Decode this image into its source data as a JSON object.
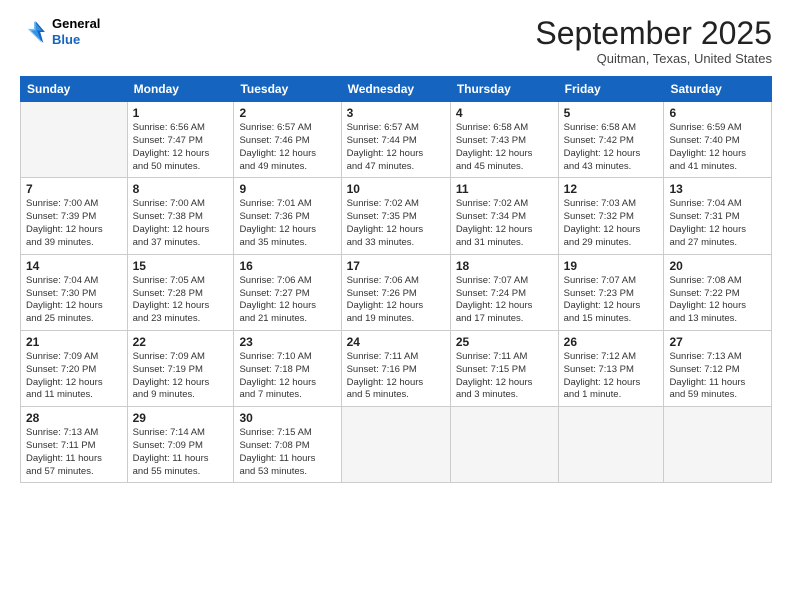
{
  "logo": {
    "line1": "General",
    "line2": "Blue"
  },
  "title": "September 2025",
  "location": "Quitman, Texas, United States",
  "days_of_week": [
    "Sunday",
    "Monday",
    "Tuesday",
    "Wednesday",
    "Thursday",
    "Friday",
    "Saturday"
  ],
  "weeks": [
    [
      {
        "day": "",
        "info": ""
      },
      {
        "day": "1",
        "info": "Sunrise: 6:56 AM\nSunset: 7:47 PM\nDaylight: 12 hours\nand 50 minutes."
      },
      {
        "day": "2",
        "info": "Sunrise: 6:57 AM\nSunset: 7:46 PM\nDaylight: 12 hours\nand 49 minutes."
      },
      {
        "day": "3",
        "info": "Sunrise: 6:57 AM\nSunset: 7:44 PM\nDaylight: 12 hours\nand 47 minutes."
      },
      {
        "day": "4",
        "info": "Sunrise: 6:58 AM\nSunset: 7:43 PM\nDaylight: 12 hours\nand 45 minutes."
      },
      {
        "day": "5",
        "info": "Sunrise: 6:58 AM\nSunset: 7:42 PM\nDaylight: 12 hours\nand 43 minutes."
      },
      {
        "day": "6",
        "info": "Sunrise: 6:59 AM\nSunset: 7:40 PM\nDaylight: 12 hours\nand 41 minutes."
      }
    ],
    [
      {
        "day": "7",
        "info": "Sunrise: 7:00 AM\nSunset: 7:39 PM\nDaylight: 12 hours\nand 39 minutes."
      },
      {
        "day": "8",
        "info": "Sunrise: 7:00 AM\nSunset: 7:38 PM\nDaylight: 12 hours\nand 37 minutes."
      },
      {
        "day": "9",
        "info": "Sunrise: 7:01 AM\nSunset: 7:36 PM\nDaylight: 12 hours\nand 35 minutes."
      },
      {
        "day": "10",
        "info": "Sunrise: 7:02 AM\nSunset: 7:35 PM\nDaylight: 12 hours\nand 33 minutes."
      },
      {
        "day": "11",
        "info": "Sunrise: 7:02 AM\nSunset: 7:34 PM\nDaylight: 12 hours\nand 31 minutes."
      },
      {
        "day": "12",
        "info": "Sunrise: 7:03 AM\nSunset: 7:32 PM\nDaylight: 12 hours\nand 29 minutes."
      },
      {
        "day": "13",
        "info": "Sunrise: 7:04 AM\nSunset: 7:31 PM\nDaylight: 12 hours\nand 27 minutes."
      }
    ],
    [
      {
        "day": "14",
        "info": "Sunrise: 7:04 AM\nSunset: 7:30 PM\nDaylight: 12 hours\nand 25 minutes."
      },
      {
        "day": "15",
        "info": "Sunrise: 7:05 AM\nSunset: 7:28 PM\nDaylight: 12 hours\nand 23 minutes."
      },
      {
        "day": "16",
        "info": "Sunrise: 7:06 AM\nSunset: 7:27 PM\nDaylight: 12 hours\nand 21 minutes."
      },
      {
        "day": "17",
        "info": "Sunrise: 7:06 AM\nSunset: 7:26 PM\nDaylight: 12 hours\nand 19 minutes."
      },
      {
        "day": "18",
        "info": "Sunrise: 7:07 AM\nSunset: 7:24 PM\nDaylight: 12 hours\nand 17 minutes."
      },
      {
        "day": "19",
        "info": "Sunrise: 7:07 AM\nSunset: 7:23 PM\nDaylight: 12 hours\nand 15 minutes."
      },
      {
        "day": "20",
        "info": "Sunrise: 7:08 AM\nSunset: 7:22 PM\nDaylight: 12 hours\nand 13 minutes."
      }
    ],
    [
      {
        "day": "21",
        "info": "Sunrise: 7:09 AM\nSunset: 7:20 PM\nDaylight: 12 hours\nand 11 minutes."
      },
      {
        "day": "22",
        "info": "Sunrise: 7:09 AM\nSunset: 7:19 PM\nDaylight: 12 hours\nand 9 minutes."
      },
      {
        "day": "23",
        "info": "Sunrise: 7:10 AM\nSunset: 7:18 PM\nDaylight: 12 hours\nand 7 minutes."
      },
      {
        "day": "24",
        "info": "Sunrise: 7:11 AM\nSunset: 7:16 PM\nDaylight: 12 hours\nand 5 minutes."
      },
      {
        "day": "25",
        "info": "Sunrise: 7:11 AM\nSunset: 7:15 PM\nDaylight: 12 hours\nand 3 minutes."
      },
      {
        "day": "26",
        "info": "Sunrise: 7:12 AM\nSunset: 7:13 PM\nDaylight: 12 hours\nand 1 minute."
      },
      {
        "day": "27",
        "info": "Sunrise: 7:13 AM\nSunset: 7:12 PM\nDaylight: 11 hours\nand 59 minutes."
      }
    ],
    [
      {
        "day": "28",
        "info": "Sunrise: 7:13 AM\nSunset: 7:11 PM\nDaylight: 11 hours\nand 57 minutes."
      },
      {
        "day": "29",
        "info": "Sunrise: 7:14 AM\nSunset: 7:09 PM\nDaylight: 11 hours\nand 55 minutes."
      },
      {
        "day": "30",
        "info": "Sunrise: 7:15 AM\nSunset: 7:08 PM\nDaylight: 11 hours\nand 53 minutes."
      },
      {
        "day": "",
        "info": ""
      },
      {
        "day": "",
        "info": ""
      },
      {
        "day": "",
        "info": ""
      },
      {
        "day": "",
        "info": ""
      }
    ]
  ]
}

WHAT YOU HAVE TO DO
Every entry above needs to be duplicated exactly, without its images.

EXPECTED OUTPUT
Decode this image into its source data as a JSON object.
{
  "logo": {
    "line1": "General",
    "line2": "Blue"
  },
  "title": "September 2025",
  "location": "Quitman, Texas, United States",
  "days_of_week": [
    "Sunday",
    "Monday",
    "Tuesday",
    "Wednesday",
    "Thursday",
    "Friday",
    "Saturday"
  ],
  "weeks": [
    [
      {
        "day": "",
        "info": ""
      },
      {
        "day": "1",
        "info": "Sunrise: 6:56 AM\nSunset: 7:47 PM\nDaylight: 12 hours\nand 50 minutes."
      },
      {
        "day": "2",
        "info": "Sunrise: 6:57 AM\nSunset: 7:46 PM\nDaylight: 12 hours\nand 49 minutes."
      },
      {
        "day": "3",
        "info": "Sunrise: 6:57 AM\nSunset: 7:44 PM\nDaylight: 12 hours\nand 47 minutes."
      },
      {
        "day": "4",
        "info": "Sunrise: 6:58 AM\nSunset: 7:43 PM\nDaylight: 12 hours\nand 45 minutes."
      },
      {
        "day": "5",
        "info": "Sunrise: 6:58 AM\nSunset: 7:42 PM\nDaylight: 12 hours\nand 43 minutes."
      },
      {
        "day": "6",
        "info": "Sunrise: 6:59 AM\nSunset: 7:40 PM\nDaylight: 12 hours\nand 41 minutes."
      }
    ],
    [
      {
        "day": "7",
        "info": "Sunrise: 7:00 AM\nSunset: 7:39 PM\nDaylight: 12 hours\nand 39 minutes."
      },
      {
        "day": "8",
        "info": "Sunrise: 7:00 AM\nSunset: 7:38 PM\nDaylight: 12 hours\nand 37 minutes."
      },
      {
        "day": "9",
        "info": "Sunrise: 7:01 AM\nSunset: 7:36 PM\nDaylight: 12 hours\nand 35 minutes."
      },
      {
        "day": "10",
        "info": "Sunrise: 7:02 AM\nSunset: 7:35 PM\nDaylight: 12 hours\nand 33 minutes."
      },
      {
        "day": "11",
        "info": "Sunrise: 7:02 AM\nSunset: 7:34 PM\nDaylight: 12 hours\nand 31 minutes."
      },
      {
        "day": "12",
        "info": "Sunrise: 7:03 AM\nSunset: 7:32 PM\nDaylight: 12 hours\nand 29 minutes."
      },
      {
        "day": "13",
        "info": "Sunrise: 7:04 AM\nSunset: 7:31 PM\nDaylight: 12 hours\nand 27 minutes."
      }
    ],
    [
      {
        "day": "14",
        "info": "Sunrise: 7:04 AM\nSunset: 7:30 PM\nDaylight: 12 hours\nand 25 minutes."
      },
      {
        "day": "15",
        "info": "Sunrise: 7:05 AM\nSunset: 7:28 PM\nDaylight: 12 hours\nand 23 minutes."
      },
      {
        "day": "16",
        "info": "Sunrise: 7:06 AM\nSunset: 7:27 PM\nDaylight: 12 hours\nand 21 minutes."
      },
      {
        "day": "17",
        "info": "Sunrise: 7:06 AM\nSunset: 7:26 PM\nDaylight: 12 hours\nand 19 minutes."
      },
      {
        "day": "18",
        "info": "Sunrise: 7:07 AM\nSunset: 7:24 PM\nDaylight: 12 hours\nand 17 minutes."
      },
      {
        "day": "19",
        "info": "Sunrise: 7:07 AM\nSunset: 7:23 PM\nDaylight: 12 hours\nand 15 minutes."
      },
      {
        "day": "20",
        "info": "Sunrise: 7:08 AM\nSunset: 7:22 PM\nDaylight: 12 hours\nand 13 minutes."
      }
    ],
    [
      {
        "day": "21",
        "info": "Sunrise: 7:09 AM\nSunset: 7:20 PM\nDaylight: 12 hours\nand 11 minutes."
      },
      {
        "day": "22",
        "info": "Sunrise: 7:09 AM\nSunset: 7:19 PM\nDaylight: 12 hours\nand 9 minutes."
      },
      {
        "day": "23",
        "info": "Sunrise: 7:10 AM\nSunset: 7:18 PM\nDaylight: 12 hours\nand 7 minutes."
      },
      {
        "day": "24",
        "info": "Sunrise: 7:11 AM\nSunset: 7:16 PM\nDaylight: 12 hours\nand 5 minutes."
      },
      {
        "day": "25",
        "info": "Sunrise: 7:11 AM\nSunset: 7:15 PM\nDaylight: 12 hours\nand 3 minutes."
      },
      {
        "day": "26",
        "info": "Sunrise: 7:12 AM\nSunset: 7:13 PM\nDaylight: 12 hours\nand 1 minute."
      },
      {
        "day": "27",
        "info": "Sunrise: 7:13 AM\nSunset: 7:12 PM\nDaylight: 11 hours\nand 59 minutes."
      }
    ],
    [
      {
        "day": "28",
        "info": "Sunrise: 7:13 AM\nSunset: 7:11 PM\nDaylight: 11 hours\nand 57 minutes."
      },
      {
        "day": "29",
        "info": "Sunrise: 7:14 AM\nSunset: 7:09 PM\nDaylight: 11 hours\nand 55 minutes."
      },
      {
        "day": "30",
        "info": "Sunrise: 7:15 AM\nSunset: 7:08 PM\nDaylight: 11 hours\nand 53 minutes."
      },
      {
        "day": "",
        "info": ""
      },
      {
        "day": "",
        "info": ""
      },
      {
        "day": "",
        "info": ""
      },
      {
        "day": "",
        "info": ""
      }
    ]
  ]
}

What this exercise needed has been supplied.